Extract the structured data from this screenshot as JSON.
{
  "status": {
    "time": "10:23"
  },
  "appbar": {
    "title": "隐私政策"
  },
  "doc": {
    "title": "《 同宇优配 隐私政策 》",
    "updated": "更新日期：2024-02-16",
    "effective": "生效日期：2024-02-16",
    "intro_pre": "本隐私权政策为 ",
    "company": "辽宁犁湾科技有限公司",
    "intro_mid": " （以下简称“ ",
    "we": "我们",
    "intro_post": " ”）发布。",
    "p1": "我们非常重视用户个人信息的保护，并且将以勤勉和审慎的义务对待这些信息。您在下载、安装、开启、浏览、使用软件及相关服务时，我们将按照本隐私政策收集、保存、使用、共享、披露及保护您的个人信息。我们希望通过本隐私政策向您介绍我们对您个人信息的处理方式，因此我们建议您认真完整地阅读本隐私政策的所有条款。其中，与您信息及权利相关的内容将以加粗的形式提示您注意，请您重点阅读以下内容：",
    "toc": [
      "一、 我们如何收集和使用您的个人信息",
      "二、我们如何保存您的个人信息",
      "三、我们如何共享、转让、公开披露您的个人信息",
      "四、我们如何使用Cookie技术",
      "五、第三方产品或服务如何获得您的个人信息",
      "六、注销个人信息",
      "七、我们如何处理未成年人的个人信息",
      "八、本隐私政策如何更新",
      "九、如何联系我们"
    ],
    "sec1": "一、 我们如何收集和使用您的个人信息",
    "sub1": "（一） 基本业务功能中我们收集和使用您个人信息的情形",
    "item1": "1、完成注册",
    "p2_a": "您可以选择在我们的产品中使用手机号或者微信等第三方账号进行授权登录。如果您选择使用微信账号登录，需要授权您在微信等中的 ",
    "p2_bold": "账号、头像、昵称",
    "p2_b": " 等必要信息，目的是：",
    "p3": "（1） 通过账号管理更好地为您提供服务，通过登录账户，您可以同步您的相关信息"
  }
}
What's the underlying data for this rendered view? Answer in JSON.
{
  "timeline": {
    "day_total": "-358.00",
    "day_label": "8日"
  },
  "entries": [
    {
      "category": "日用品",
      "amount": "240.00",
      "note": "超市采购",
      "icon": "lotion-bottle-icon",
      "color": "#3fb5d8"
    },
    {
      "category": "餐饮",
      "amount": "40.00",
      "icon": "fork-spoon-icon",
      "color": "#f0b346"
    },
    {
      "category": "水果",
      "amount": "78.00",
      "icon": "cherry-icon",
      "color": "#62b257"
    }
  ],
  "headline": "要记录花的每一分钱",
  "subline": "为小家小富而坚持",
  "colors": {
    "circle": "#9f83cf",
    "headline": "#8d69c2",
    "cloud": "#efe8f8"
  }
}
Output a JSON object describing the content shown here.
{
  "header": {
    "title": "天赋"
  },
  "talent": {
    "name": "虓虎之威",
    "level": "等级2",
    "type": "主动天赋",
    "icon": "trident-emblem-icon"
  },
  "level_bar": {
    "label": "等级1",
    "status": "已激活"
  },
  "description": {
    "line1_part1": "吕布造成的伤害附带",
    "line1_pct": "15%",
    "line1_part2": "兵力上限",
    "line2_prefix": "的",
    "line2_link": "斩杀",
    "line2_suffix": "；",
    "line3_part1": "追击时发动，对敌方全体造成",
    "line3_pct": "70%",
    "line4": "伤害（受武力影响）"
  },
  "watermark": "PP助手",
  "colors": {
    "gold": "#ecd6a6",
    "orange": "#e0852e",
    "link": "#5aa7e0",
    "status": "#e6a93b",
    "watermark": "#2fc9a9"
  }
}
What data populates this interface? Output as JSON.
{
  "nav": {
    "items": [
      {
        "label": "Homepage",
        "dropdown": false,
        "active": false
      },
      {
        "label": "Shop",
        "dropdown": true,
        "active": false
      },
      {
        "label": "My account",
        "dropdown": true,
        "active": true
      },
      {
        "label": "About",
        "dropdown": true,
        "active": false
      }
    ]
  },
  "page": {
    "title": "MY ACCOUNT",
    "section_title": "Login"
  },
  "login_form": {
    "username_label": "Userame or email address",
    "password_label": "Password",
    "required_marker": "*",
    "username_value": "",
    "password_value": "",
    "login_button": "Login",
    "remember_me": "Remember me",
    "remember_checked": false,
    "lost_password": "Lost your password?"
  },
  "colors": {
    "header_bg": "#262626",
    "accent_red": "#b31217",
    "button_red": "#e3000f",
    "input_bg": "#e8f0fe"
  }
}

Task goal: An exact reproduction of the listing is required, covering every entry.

Answer space:
Extract the structured data from this screenshot as JSON.
{
  "status": {
    "time": "10:23"
  },
  "appbar": {
    "title": "隐私政策"
  },
  "doc": {
    "title": "《 同宇优配 隐私政策 》",
    "updated": "更新日期：2024-02-16",
    "effective": "生效日期：2024-02-16",
    "intro_pre": "本隐私权政策为 ",
    "company": "辽宁犁湾科技有限公司",
    "intro_mid": " （以下简称“ ",
    "we": "我们",
    "intro_post": " ”）发布。",
    "p1": "我们非常重视用户个人信息的保护，并且将以勤勉和审慎的义务对待这些信息。您在下载、安装、开启、浏览、使用软件及相关服务时，我们将按照本隐私政策收集、保存、使用、共享、披露及保护您的个人信息。我们希望通过本隐私政策向您介绍我们对您个人信息的处理方式，因此我们建议您认真完整地阅读本隐私政策的所有条款。其中，与您信息及权利相关的内容将以加粗的形式提示您注意，请您重点阅读以下内容：",
    "toc": [
      "一、 我们如何收集和使用您的个人信息",
      "二、我们如何保存您的个人信息",
      "三、我们如何共享、转让、公开披露您的个人信息",
      "四、我们如何使用Cookie技术",
      "五、第三方产品或服务如何获得您的个人信息",
      "六、注销个人信息",
      "七、我们如何处理未成年人的个人信息",
      "八、本隐私政策如何更新",
      "九、如何联系我们"
    ],
    "sec1": "一、 我们如何收集和使用您的个人信息",
    "sub1": "（一） 基本业务功能中我们收集和使用您个人信息的情形",
    "item1": "1、完成注册",
    "p2_a": "您可以选择在我们的产品中使用手机号或者微信等第三方账号进行授权登录。如果您选择使用微信账号登录，需要授权您在微信等中的 ",
    "p2_bold": "账号、头像、昵称",
    "p2_b": " 等必要信息，目的是：",
    "p3": "（1） 通过账号管理更好地为您提供服务，通过登录账户，您可以同步您的相关信息"
  }
}
What's the underlying data for this rendered view? Answer in JSON.
{
  "timeline": {
    "day_total": "-358.00",
    "day_label": "8日"
  },
  "entries": [
    {
      "category": "日用品",
      "amount": "240.00",
      "note": "超市采购",
      "icon": "lotion-bottle-icon",
      "color": "#3fb5d8"
    },
    {
      "category": "餐饮",
      "amount": "40.00",
      "icon": "fork-spoon-icon",
      "color": "#f0b346"
    },
    {
      "category": "水果",
      "amount": "78.00",
      "icon": "cherry-icon",
      "color": "#62b257"
    }
  ],
  "headline": "要记录花的每一分钱",
  "subline": "为小家小富而坚持",
  "colors": {
    "circle": "#9f83cf",
    "headline": "#8d69c2",
    "cloud": "#efe8f8"
  }
}
Output a JSON object describing the content shown here.
{
  "header": {
    "title": "天赋"
  },
  "talent": {
    "name": "虓虎之威",
    "level": "等级2",
    "type": "主动天赋",
    "icon": "trident-emblem-icon"
  },
  "level_bar": {
    "label": "等级1",
    "status": "已激活"
  },
  "description": {
    "line1_part1": "吕布造成的伤害附带",
    "line1_pct": "15%",
    "line1_part2": "兵力上限",
    "line2_prefix": "的",
    "line2_link": "斩杀",
    "line2_suffix": "；",
    "line3_part1": "追击时发动，对敌方全体造成",
    "line3_pct": "70%",
    "line4": "伤害（受武力影响）"
  },
  "watermark": "PP助手",
  "colors": {
    "gold": "#ecd6a6",
    "orange": "#e0852e",
    "link": "#5aa7e0",
    "status": "#e6a93b",
    "watermark": "#2fc9a9"
  }
}
What data populates this interface? Output as JSON.
{
  "nav": {
    "items": [
      {
        "label": "Homepage",
        "dropdown": false,
        "active": false
      },
      {
        "label": "Shop",
        "dropdown": true,
        "active": false
      },
      {
        "label": "My account",
        "dropdown": true,
        "active": true
      },
      {
        "label": "About",
        "dropdown": true,
        "active": false
      }
    ]
  },
  "page": {
    "title": "MY ACCOUNT",
    "section_title": "Login"
  },
  "login_form": {
    "username_label": "Userame or email address",
    "password_label": "Password",
    "required_marker": "*",
    "username_value": "",
    "password_value": "",
    "login_button": "Login",
    "remember_me": "Remember me",
    "remember_checked": false,
    "lost_password": "Lost your password?"
  },
  "colors": {
    "header_bg": "#262626",
    "accent_red": "#b31217",
    "button_red": "#e3000f",
    "input_bg": "#e8f0fe"
  }
}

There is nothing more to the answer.